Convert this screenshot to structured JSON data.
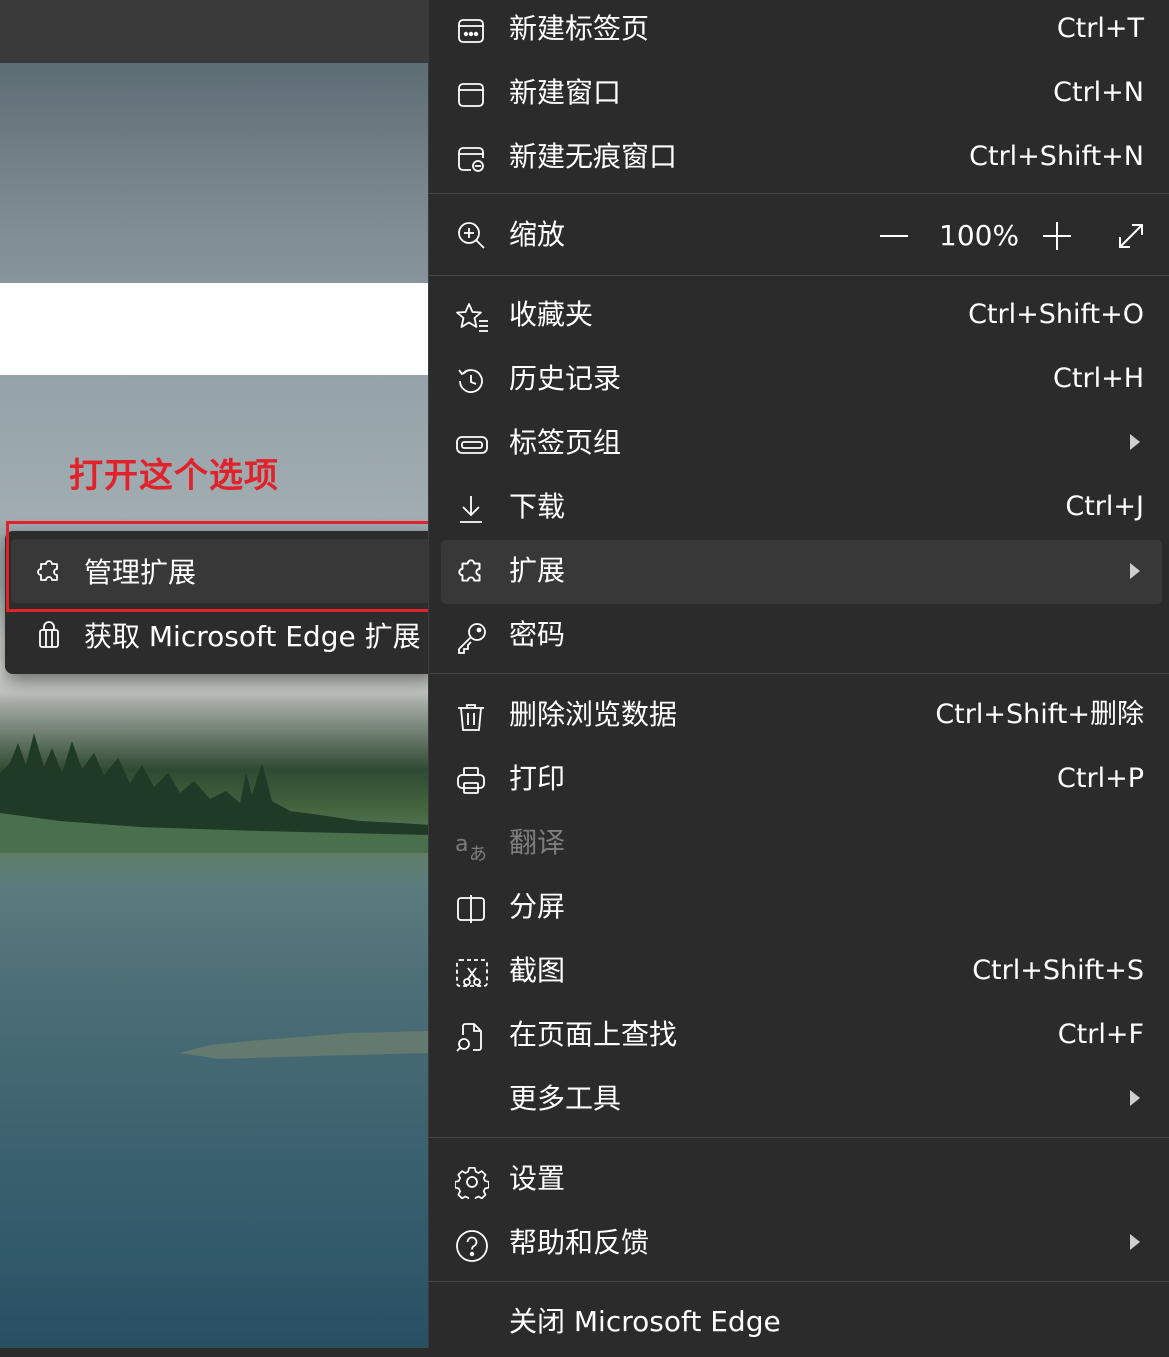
{
  "annotation": {
    "text": "打开这个选项",
    "color": "#e1222b"
  },
  "submenu": {
    "items": [
      {
        "label": "管理扩展",
        "icon": "puzzle-icon"
      },
      {
        "label": "获取 Microsoft Edge 扩展",
        "icon": "shopping-bag-icon"
      }
    ]
  },
  "menu": {
    "new_tab": {
      "label": "新建标签页",
      "shortcut": "Ctrl+T"
    },
    "new_window": {
      "label": "新建窗口",
      "shortcut": "Ctrl+N"
    },
    "new_inprivate": {
      "label": "新建无痕窗口",
      "shortcut": "Ctrl+Shift+N"
    },
    "zoom": {
      "label": "缩放",
      "value": "100%"
    },
    "favorites": {
      "label": "收藏夹",
      "shortcut": "Ctrl+Shift+O"
    },
    "history": {
      "label": "历史记录",
      "shortcut": "Ctrl+H"
    },
    "tab_groups": {
      "label": "标签页组"
    },
    "downloads": {
      "label": "下载",
      "shortcut": "Ctrl+J"
    },
    "extensions": {
      "label": "扩展"
    },
    "passwords": {
      "label": "密码"
    },
    "clear_data": {
      "label": "删除浏览数据",
      "shortcut": "Ctrl+Shift+删除"
    },
    "print": {
      "label": "打印",
      "shortcut": "Ctrl+P"
    },
    "translate": {
      "label": "翻译"
    },
    "split_screen": {
      "label": "分屏"
    },
    "screenshot": {
      "label": "截图",
      "shortcut": "Ctrl+Shift+S"
    },
    "find": {
      "label": "在页面上查找",
      "shortcut": "Ctrl+F"
    },
    "more_tools": {
      "label": "更多工具"
    },
    "settings": {
      "label": "设置"
    },
    "help": {
      "label": "帮助和反馈"
    },
    "close": {
      "label": "关闭 Microsoft Edge"
    }
  },
  "colors": {
    "menu_bg": "#2b2b2b",
    "highlight": "#383838",
    "annotation_red": "#e1222b"
  }
}
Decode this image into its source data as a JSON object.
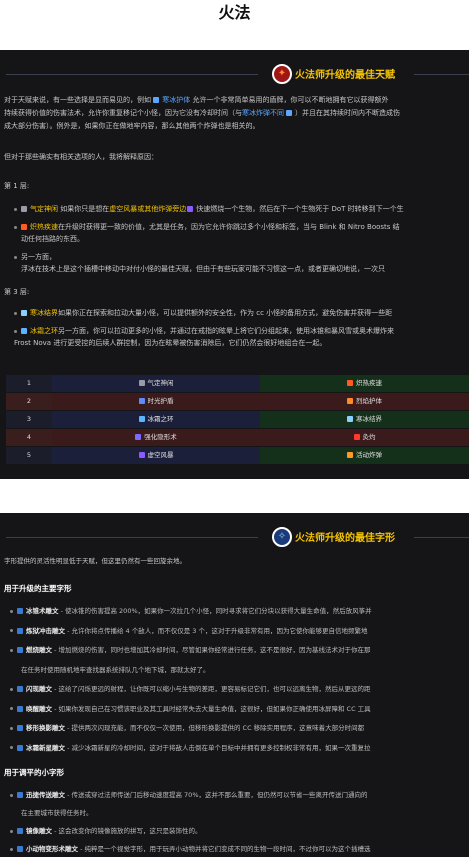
{
  "page_title": "火法",
  "talents_section": {
    "heading": "火法师升级的最佳天赋",
    "intro_line1": "对于天赋来说，有一些选择是显而易见的，例如",
    "intro_hl1": "寒冰护体",
    "intro_line1b": "允许一个非常简单易用的盾牌，你可以不断地拥有它以获得额外",
    "intro_line2a": "持续获得价值的伤害法术，允许你重复移记个小怪，因为它没有冷却时间（与",
    "intro_hl2": "寒冰炸弹不同",
    "intro_line2b": "）并且在其持续时间内不断造成伤",
    "intro_line3": "成大部分伤害）。例外是，如果你正在做地牢内容，那么其他两个炸弹也是相关的。",
    "reason_line": "但对于那些确实有相关选项的人，我将解释原因：",
    "tier1_label": "第 1 层:",
    "t1_b1_hl": "气定神闲",
    "t1_b1_text": "如果你只是想在",
    "t1_b1_hl2": "虚空风暴或其他炸弹旁边",
    "t1_b1_text2": "快速燃烧一个生物，然后在下一个生物死于 DoT 时转移到下一个生",
    "t1_b2_hl": "炽热疾速",
    "t1_b2_text": "在升级时获得更一致的价值，尤其是任务，因为它允许你跳过多个小怪和标签，当与 Blink 和 Nitro Boosts 结",
    "t1_b2_text2": "动任何挡路的东西。",
    "t1_b3_text": "另一方面，",
    "t1_b3_hl": "浮冰在技术上是这个插槽中移动中对付小怪的最佳天赋，但由于有些玩家可能不习惯这一点，或者更确切地说，一次只",
    "tier3_label": "第 3 层:",
    "t3_b1_hl": "寒冰结界",
    "t3_b1_text": "如果你正在探索和拉动大量小怪，可以提供额外的安全性，作为 cc 小怪的备用方式，避免伤害并获得一些距",
    "t3_b2_hl": "冰霜之环",
    "t3_b2_text": "另一方面，你可以拉动更多的小怪，并通过在戒指的眩晕上将它们分组起来，使用冰锥和暴风雪或奥术爆炸来",
    "t3_b2_text2": "Frost Nova 进行更受控的后续人群控制，因为在眩晕被伤害消除后，它们仍然会很好地组合在一起。",
    "table": [
      {
        "num": "1",
        "a": "气定神闲",
        "b": "炽热疾速",
        "a_bg": "#1c1f3a",
        "b_bg": "#15301a",
        "a_ic": "#9a9aa8",
        "b_ic": "#ff5a1f"
      },
      {
        "num": "2",
        "a": "时光护盾",
        "b": "烈焰护体",
        "a_bg": "#3a1a1a",
        "b_bg": "#3a1a1a",
        "a_ic": "#5a8cff",
        "b_ic": "#ff8a2a"
      },
      {
        "num": "3",
        "a": "冰霜之环",
        "b": "寒冰结界",
        "a_bg": "#1c1f3a",
        "b_bg": "#15301a",
        "a_ic": "#5ab4ff",
        "b_ic": "#8ad0ff"
      },
      {
        "num": "4",
        "a": "强化隐形术",
        "b": "灸灼",
        "a_bg": "#3a1a1a",
        "b_bg": "#3a1a1a",
        "a_ic": "#7a6cff",
        "b_ic": "#ff3a2a"
      },
      {
        "num": "5",
        "a": "虚空风暴",
        "b": "活动炸弹",
        "a_bg": "#1c1f3a",
        "b_bg": "#15301a",
        "a_ic": "#8a5cff",
        "b_ic": "#ff9a2a"
      }
    ],
    "num_colors": [
      "#1b1d2a",
      "#3a1e1e",
      "#1b1d2a",
      "#3a1e1e",
      "#1b1d2a"
    ]
  },
  "glyphs_section": {
    "heading": "火法师升级的最佳字形",
    "intro": "字形提供的灵活性明显低于天赋，但这里仍然有一些回旋余地。",
    "major_head": "用于升级的主要字形",
    "major": [
      {
        "name": "冰锥术雕文",
        "text": " - 使冰锥的伤害提高 200%，如果你一次拉几个小怪，同时寻求将它们分块以获得大量生命值，然后放风筝并"
      },
      {
        "name": "炼狱冲击雕文",
        "text": " - 允许你将点传播给 4 个敌人，而不仅仅是 3 个，这对于升级非常有用，因为它使你能够更自信地频繁地"
      },
      {
        "name": "燃烧雕文",
        "text": " - 增加燃烧的伤害，同时也增加其冷却时间，尽管如果你经常进行任务，这不是很好，因为基线法术对于你在那"
      },
      {
        "name": "",
        "text": "在任务时使用随机地牢查找器系统排队几个地下城，那就太好了。"
      },
      {
        "name": "闪现雕文",
        "text": " - 这给了闪烁更远的射程，让你既可以缩小与生物的差距，更容易标记它们，也可以远离生物，然后从更远的距"
      },
      {
        "name": "唤醒雕文",
        "text": " - 如果你发现自己在习惯该职业及其工具时经常失去大量生命值，这很好，但如果你正确使用冰屏障和 CC 工具"
      },
      {
        "name": "移形换影雕文",
        "text": " - 提供两次闪现充能，而不仅仅一次使用，但移形换影提供的 CC 移除实用程序，这意味着大部分时间都"
      },
      {
        "name": "冰霜新星雕文",
        "text": " - 减少冰霜新星的冷却时间，这对于将敌人击倒在单个目标中并拥有更多控制权非常有用，如果一次重复拉"
      }
    ],
    "minor_head": "用于调平的小字形",
    "minor": [
      {
        "name": "迅捷传送雕文",
        "text": " - 传送或穿过法师传送门后移动速度提高 70%，这并不那么重要，但仍然可以节省一些离开传送门通向的"
      },
      {
        "name": "",
        "text": "在主要城市获得任务时。"
      },
      {
        "name": "镜像雕文",
        "text": " - 这会改变你的镜像施放的拼写，这只是装饰性的。"
      },
      {
        "name": "小动物变形术雕文",
        "text": " - 纯粹是一个视觉字形，用于玩弄小动物并将它们变成不同的生物一段时间，不过你可以为这个插槽选"
      }
    ]
  },
  "colors": {
    "panel_bg": "#151517",
    "accent_yellow": "#f5c400",
    "accent_blue": "#5aa7ff",
    "accent_red": "#ff4040"
  }
}
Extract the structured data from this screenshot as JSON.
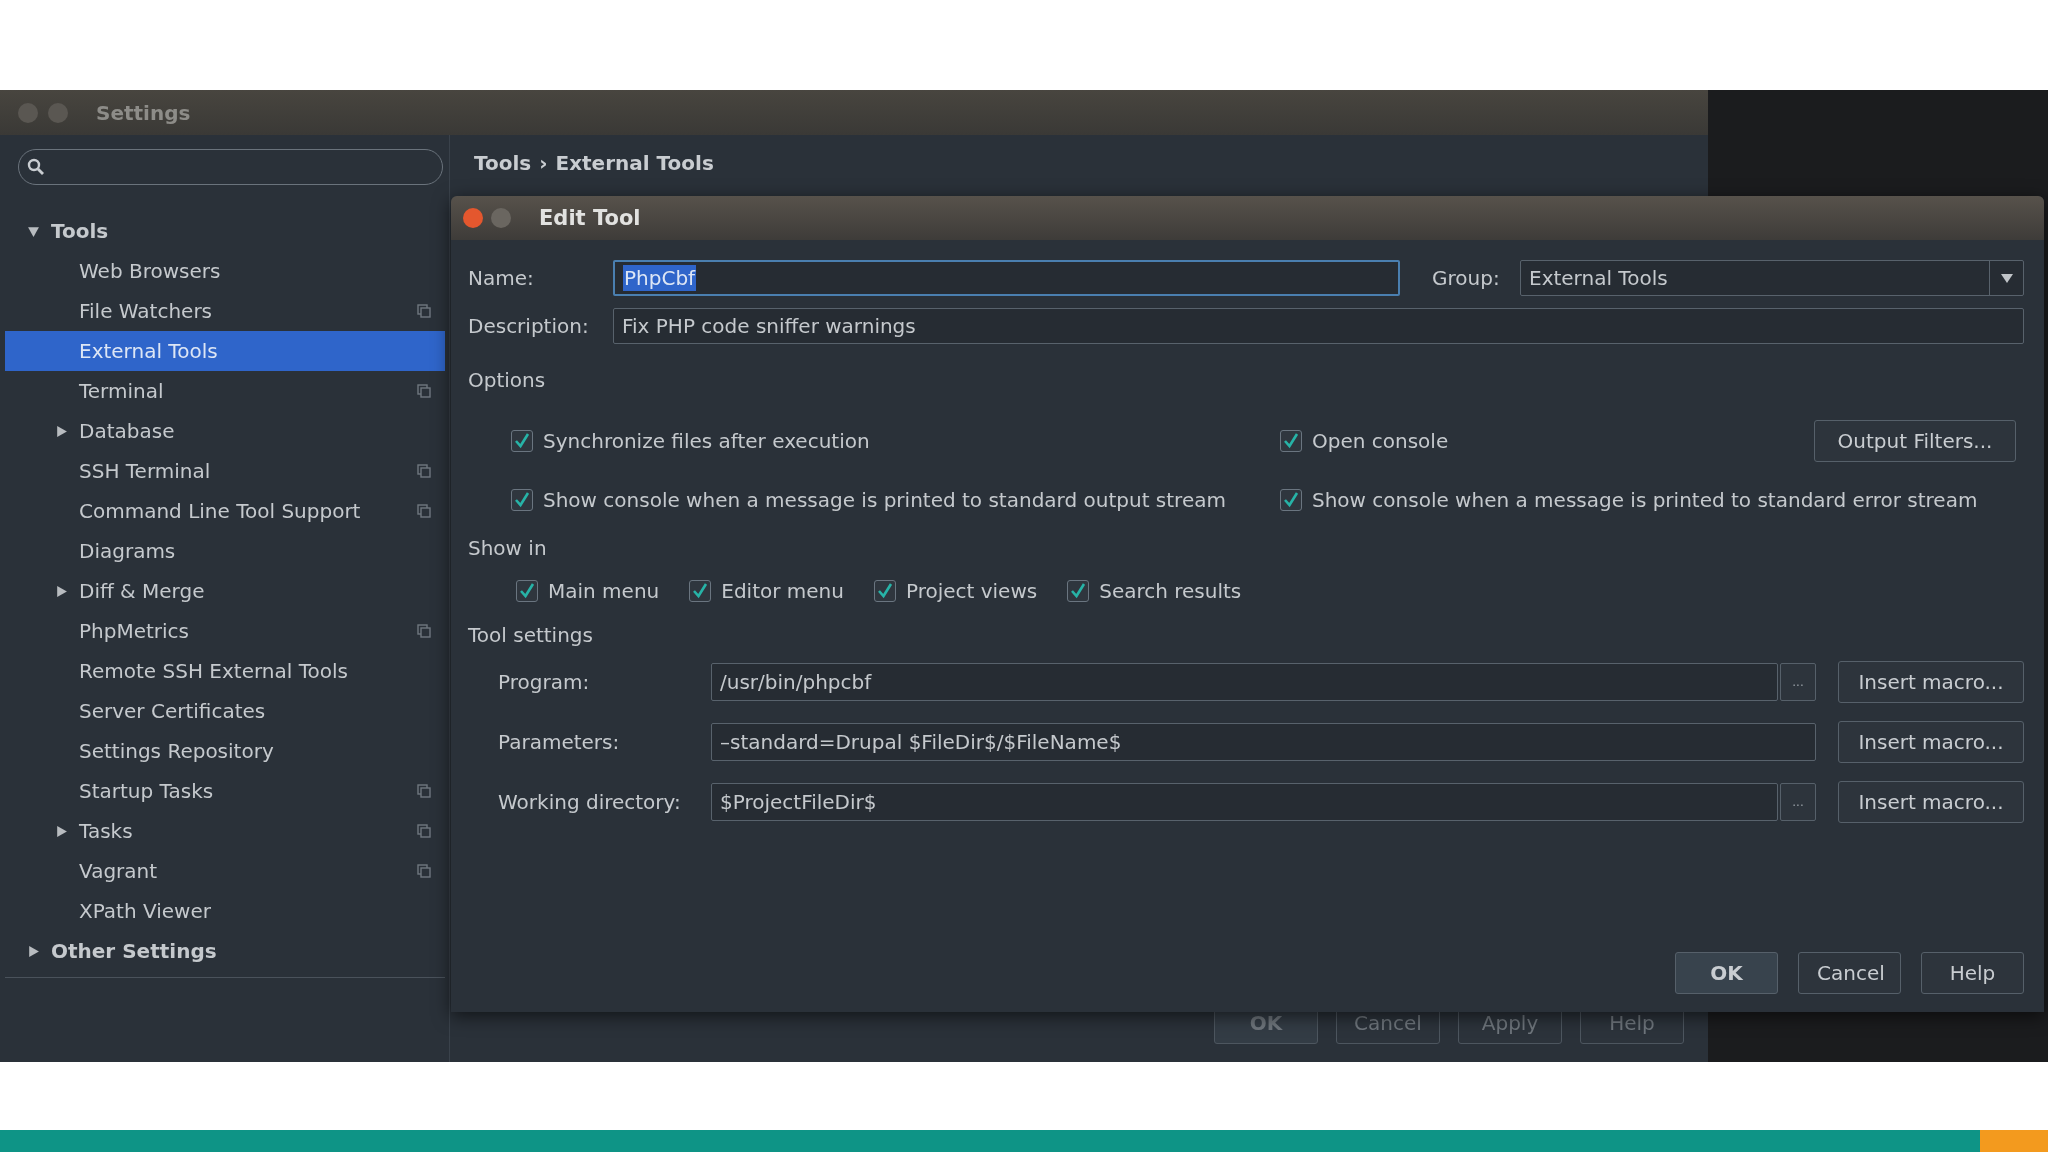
{
  "settings": {
    "title": "Settings",
    "breadcrumb": [
      "Tools",
      "External Tools"
    ],
    "breadcrumb_separator": "›",
    "sidebar": [
      {
        "label": "Tools",
        "expanded": true,
        "selected": false,
        "shared": false,
        "children": [
          {
            "label": "Web Browsers",
            "selected": false,
            "shared": false
          },
          {
            "label": "File Watchers",
            "selected": false,
            "shared": true
          },
          {
            "label": "External Tools",
            "selected": true,
            "shared": false
          },
          {
            "label": "Terminal",
            "selected": false,
            "shared": true
          },
          {
            "label": "Database",
            "expanded": false,
            "selected": false,
            "shared": false
          },
          {
            "label": "SSH Terminal",
            "selected": false,
            "shared": true
          },
          {
            "label": "Command Line Tool Support",
            "selected": false,
            "shared": true
          },
          {
            "label": "Diagrams",
            "selected": false,
            "shared": false
          },
          {
            "label": "Diff & Merge",
            "expanded": false,
            "selected": false,
            "shared": false
          },
          {
            "label": "PhpMetrics",
            "selected": false,
            "shared": true
          },
          {
            "label": "Remote SSH External Tools",
            "selected": false,
            "shared": false
          },
          {
            "label": "Server Certificates",
            "selected": false,
            "shared": false
          },
          {
            "label": "Settings Repository",
            "selected": false,
            "shared": false
          },
          {
            "label": "Startup Tasks",
            "selected": false,
            "shared": true
          },
          {
            "label": "Tasks",
            "expanded": false,
            "selected": false,
            "shared": true
          },
          {
            "label": "Vagrant",
            "selected": false,
            "shared": true
          },
          {
            "label": "XPath Viewer",
            "selected": false,
            "shared": false
          }
        ]
      },
      {
        "label": "Other Settings",
        "expanded": false,
        "selected": false,
        "shared": false
      }
    ],
    "buttons": [
      {
        "label": "OK",
        "default": true
      },
      {
        "label": "Cancel",
        "default": false
      },
      {
        "label": "Apply",
        "default": false
      },
      {
        "label": "Help",
        "default": false
      }
    ]
  },
  "dialog": {
    "title": "Edit Tool",
    "name": {
      "label": "Name:",
      "value": "PhpCbf",
      "text_selected": true
    },
    "group": {
      "label": "Group:",
      "value": "External Tools"
    },
    "description": {
      "label": "Description:",
      "value": "Fix PHP code sniffer warnings"
    },
    "options": {
      "heading": "Options",
      "filters_button": "Output Filters...",
      "checks": [
        {
          "label": "Synchronize files after execution",
          "checked": true
        },
        {
          "label": "Open console",
          "checked": true
        },
        {
          "label": "Show console when a message is printed to standard output stream",
          "checked": true
        },
        {
          "label": "Show console when a message is printed to standard error stream",
          "checked": true
        }
      ]
    },
    "show_in": {
      "heading": "Show in",
      "checks": [
        {
          "label": "Main menu",
          "checked": true
        },
        {
          "label": "Editor menu",
          "checked": true
        },
        {
          "label": "Project views",
          "checked": true
        },
        {
          "label": "Search results",
          "checked": true
        }
      ]
    },
    "tool_settings": {
      "heading": "Tool settings",
      "rows": [
        {
          "label": "Program:",
          "value": "/usr/bin/phpcbf",
          "browse": "...",
          "macro_button": "Insert macro..."
        },
        {
          "label": "Parameters:",
          "value": "–standard=Drupal $FileDir$/$FileName$",
          "macro_button": "Insert macro..."
        },
        {
          "label": "Working directory:",
          "value": "$ProjectFileDir$",
          "browse": "...",
          "macro_button": "Insert macro..."
        }
      ]
    },
    "buttons": [
      {
        "label": "OK",
        "default": true
      },
      {
        "label": "Cancel",
        "default": false
      },
      {
        "label": "Help",
        "default": false
      }
    ]
  }
}
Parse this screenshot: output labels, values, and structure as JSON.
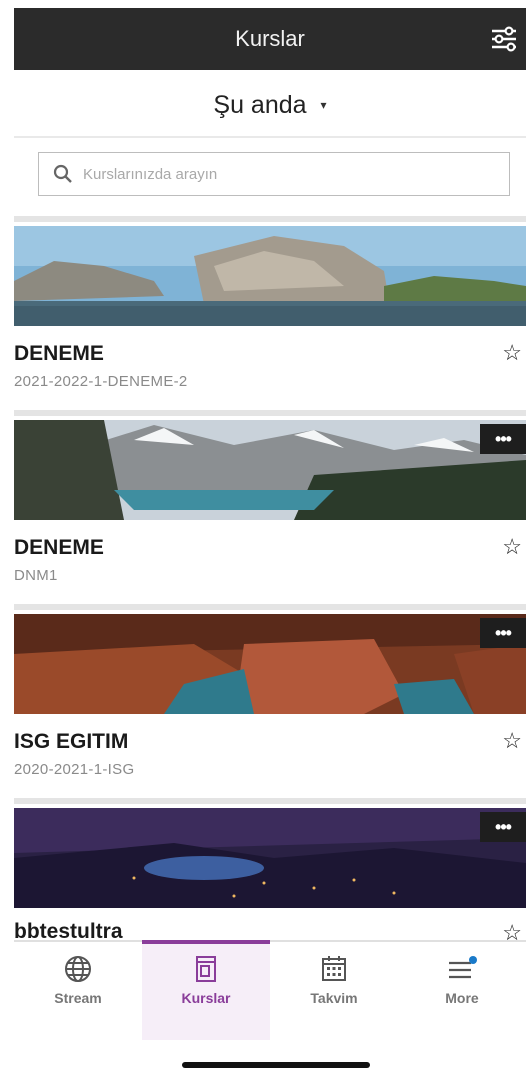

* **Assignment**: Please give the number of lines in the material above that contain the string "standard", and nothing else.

* **Output**: 3